The cube is 2,800 metres in the air, so you’re pretty close to the stars it refers to. This height also gives you breathtaking views of mountains (in true Swiss style) and the famous Aletsch Glacier from which it derives its name.
Watching the sun snake it’s way from the gigantic valley below up the surrounding mountains, from the timber patio, with a bottle of wine and probably some Swiss cheese for good measure, is as good as travelling gets.
The cube itself is a humbly furnished living container, but that’s all it needs to be, with access via a cable car. The Aletsch Glacier is one of Switzerland’s most beautiful (which is saying something in a country full of epic mountains) but it’s losing ice at a rapid rate, with scientists predicting it will have vanished by the year 2100, so see it now before it diminishes.
When you exit the U-Bahn at Schlesisches Tor station, in Berlin’s uber-cool Kreuzberg area (they’re all uber-cool, right?) and walk across the road, you will find a fairly elementary looking public toilet.
And if it is between the hours of 11am and midnight, any day of the week, you will find a queue of around 50 people lining up at this public toilet.
No, the people of Kreuzberg are not particularly weak-bladdered people, nor is this some sort of secret Berlin nightclub (the latter easily the more likely of the two).
This is Burgermeister, an institution for travellers and Berliners alike since 2006. And I shit you not: The best burger I have ever (and I mean ever) eaten came from this toilet.

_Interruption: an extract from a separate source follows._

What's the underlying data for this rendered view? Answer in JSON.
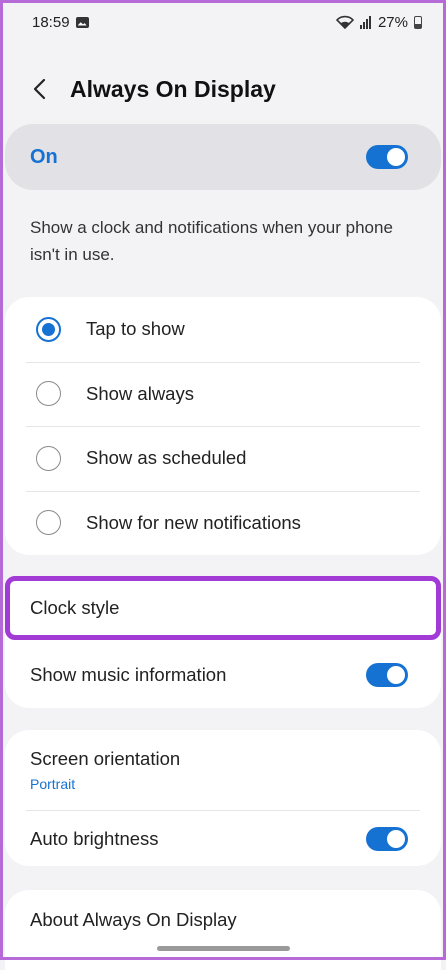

According to the original Burgermeister-er, he found the toilet in 2003, disused for several decades, and saw something special in it. I can genuinely say I have never felt the same way about a loo, but then this is why I am an ordinary man, and not the burger magician that the Burgermeister-er is.

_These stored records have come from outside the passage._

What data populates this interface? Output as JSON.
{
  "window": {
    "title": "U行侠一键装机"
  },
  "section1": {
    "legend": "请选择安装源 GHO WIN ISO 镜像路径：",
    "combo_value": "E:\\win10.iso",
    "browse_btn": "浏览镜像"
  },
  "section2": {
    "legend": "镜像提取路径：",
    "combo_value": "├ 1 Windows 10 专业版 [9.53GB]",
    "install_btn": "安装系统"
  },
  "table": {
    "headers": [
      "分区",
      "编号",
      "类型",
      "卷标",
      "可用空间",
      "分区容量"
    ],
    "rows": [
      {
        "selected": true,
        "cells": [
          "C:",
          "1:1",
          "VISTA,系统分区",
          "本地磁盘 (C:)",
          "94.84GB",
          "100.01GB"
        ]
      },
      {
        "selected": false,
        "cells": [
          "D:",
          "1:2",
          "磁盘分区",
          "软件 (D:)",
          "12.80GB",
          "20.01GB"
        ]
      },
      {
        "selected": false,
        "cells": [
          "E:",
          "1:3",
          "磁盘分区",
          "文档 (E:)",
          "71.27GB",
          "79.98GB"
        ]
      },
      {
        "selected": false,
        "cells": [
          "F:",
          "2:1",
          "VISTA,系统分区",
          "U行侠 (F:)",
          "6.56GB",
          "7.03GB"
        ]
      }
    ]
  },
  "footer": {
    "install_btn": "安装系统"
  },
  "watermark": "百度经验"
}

This is no gimmick: the long lines are not there purely to capitalise on some sort of deliberately perverse tourism opportunity, to say that they ordered a burger from a toilet. They are there because the burgers are god-damn delicious.
The toilet people make their own buns, make their own meat patties, and produce their own fries – all fresh. This is unusual in itself for a fast-food restaurant, a trait they clearly aren’t scared of.

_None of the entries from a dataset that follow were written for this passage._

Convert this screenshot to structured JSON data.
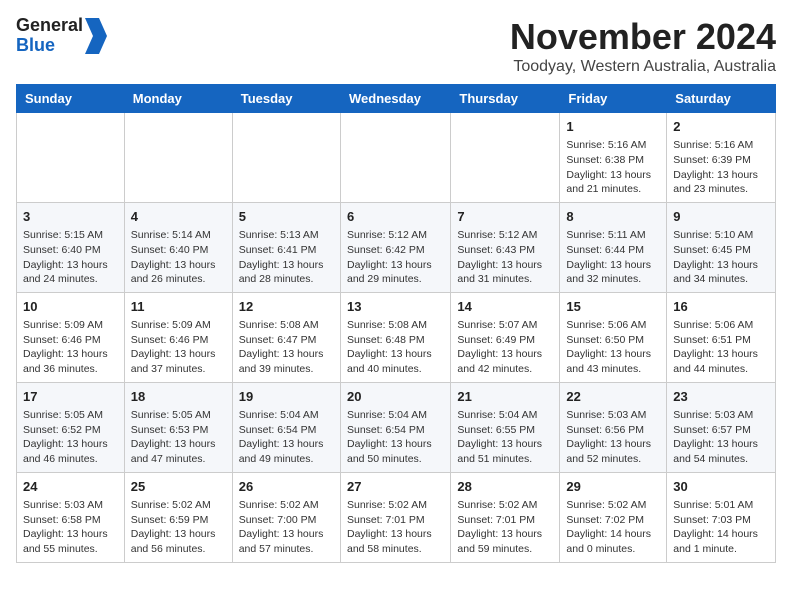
{
  "header": {
    "logo_line1": "General",
    "logo_line2": "Blue",
    "month": "November 2024",
    "location": "Toodyay, Western Australia, Australia"
  },
  "weekdays": [
    "Sunday",
    "Monday",
    "Tuesday",
    "Wednesday",
    "Thursday",
    "Friday",
    "Saturday"
  ],
  "weeks": [
    [
      {
        "day": "",
        "info": ""
      },
      {
        "day": "",
        "info": ""
      },
      {
        "day": "",
        "info": ""
      },
      {
        "day": "",
        "info": ""
      },
      {
        "day": "",
        "info": ""
      },
      {
        "day": "1",
        "info": "Sunrise: 5:16 AM\nSunset: 6:38 PM\nDaylight: 13 hours and 21 minutes."
      },
      {
        "day": "2",
        "info": "Sunrise: 5:16 AM\nSunset: 6:39 PM\nDaylight: 13 hours and 23 minutes."
      }
    ],
    [
      {
        "day": "3",
        "info": "Sunrise: 5:15 AM\nSunset: 6:40 PM\nDaylight: 13 hours and 24 minutes."
      },
      {
        "day": "4",
        "info": "Sunrise: 5:14 AM\nSunset: 6:40 PM\nDaylight: 13 hours and 26 minutes."
      },
      {
        "day": "5",
        "info": "Sunrise: 5:13 AM\nSunset: 6:41 PM\nDaylight: 13 hours and 28 minutes."
      },
      {
        "day": "6",
        "info": "Sunrise: 5:12 AM\nSunset: 6:42 PM\nDaylight: 13 hours and 29 minutes."
      },
      {
        "day": "7",
        "info": "Sunrise: 5:12 AM\nSunset: 6:43 PM\nDaylight: 13 hours and 31 minutes."
      },
      {
        "day": "8",
        "info": "Sunrise: 5:11 AM\nSunset: 6:44 PM\nDaylight: 13 hours and 32 minutes."
      },
      {
        "day": "9",
        "info": "Sunrise: 5:10 AM\nSunset: 6:45 PM\nDaylight: 13 hours and 34 minutes."
      }
    ],
    [
      {
        "day": "10",
        "info": "Sunrise: 5:09 AM\nSunset: 6:46 PM\nDaylight: 13 hours and 36 minutes."
      },
      {
        "day": "11",
        "info": "Sunrise: 5:09 AM\nSunset: 6:46 PM\nDaylight: 13 hours and 37 minutes."
      },
      {
        "day": "12",
        "info": "Sunrise: 5:08 AM\nSunset: 6:47 PM\nDaylight: 13 hours and 39 minutes."
      },
      {
        "day": "13",
        "info": "Sunrise: 5:08 AM\nSunset: 6:48 PM\nDaylight: 13 hours and 40 minutes."
      },
      {
        "day": "14",
        "info": "Sunrise: 5:07 AM\nSunset: 6:49 PM\nDaylight: 13 hours and 42 minutes."
      },
      {
        "day": "15",
        "info": "Sunrise: 5:06 AM\nSunset: 6:50 PM\nDaylight: 13 hours and 43 minutes."
      },
      {
        "day": "16",
        "info": "Sunrise: 5:06 AM\nSunset: 6:51 PM\nDaylight: 13 hours and 44 minutes."
      }
    ],
    [
      {
        "day": "17",
        "info": "Sunrise: 5:05 AM\nSunset: 6:52 PM\nDaylight: 13 hours and 46 minutes."
      },
      {
        "day": "18",
        "info": "Sunrise: 5:05 AM\nSunset: 6:53 PM\nDaylight: 13 hours and 47 minutes."
      },
      {
        "day": "19",
        "info": "Sunrise: 5:04 AM\nSunset: 6:54 PM\nDaylight: 13 hours and 49 minutes."
      },
      {
        "day": "20",
        "info": "Sunrise: 5:04 AM\nSunset: 6:54 PM\nDaylight: 13 hours and 50 minutes."
      },
      {
        "day": "21",
        "info": "Sunrise: 5:04 AM\nSunset: 6:55 PM\nDaylight: 13 hours and 51 minutes."
      },
      {
        "day": "22",
        "info": "Sunrise: 5:03 AM\nSunset: 6:56 PM\nDaylight: 13 hours and 52 minutes."
      },
      {
        "day": "23",
        "info": "Sunrise: 5:03 AM\nSunset: 6:57 PM\nDaylight: 13 hours and 54 minutes."
      }
    ],
    [
      {
        "day": "24",
        "info": "Sunrise: 5:03 AM\nSunset: 6:58 PM\nDaylight: 13 hours and 55 minutes."
      },
      {
        "day": "25",
        "info": "Sunrise: 5:02 AM\nSunset: 6:59 PM\nDaylight: 13 hours and 56 minutes."
      },
      {
        "day": "26",
        "info": "Sunrise: 5:02 AM\nSunset: 7:00 PM\nDaylight: 13 hours and 57 minutes."
      },
      {
        "day": "27",
        "info": "Sunrise: 5:02 AM\nSunset: 7:01 PM\nDaylight: 13 hours and 58 minutes."
      },
      {
        "day": "28",
        "info": "Sunrise: 5:02 AM\nSunset: 7:01 PM\nDaylight: 13 hours and 59 minutes."
      },
      {
        "day": "29",
        "info": "Sunrise: 5:02 AM\nSunset: 7:02 PM\nDaylight: 14 hours and 0 minutes."
      },
      {
        "day": "30",
        "info": "Sunrise: 5:01 AM\nSunset: 7:03 PM\nDaylight: 14 hours and 1 minute."
      }
    ]
  ]
}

After a particularly big couple of nights that may well have been a week, a friend and I queued at Burgermeister for what seemed like another week, looking for sustenance and keen to see if this famous burger was worth the hype.
In the 700 years between the 14th century and now, a fair bit has taken place in Italy: the birth of Leonardo Da Vinci, the invention of the piano, the unification of the country and four soccer world cups, to name a few.
But stepping into Rastrello Boutique Hotel is like stepping 700 years back in time before all that took place, just with modern comforts of 2021.
The hotel is based in Umbria, central Italy – not far from Tuscany. Olive trees fill the fields and line the roads, making for a very Italian scene on the approach and as you look out from your balcony.
Rastrello is a palazzo restored with a lot of care, so much so that the old stone walls will make you feel like a King or Queen that you are…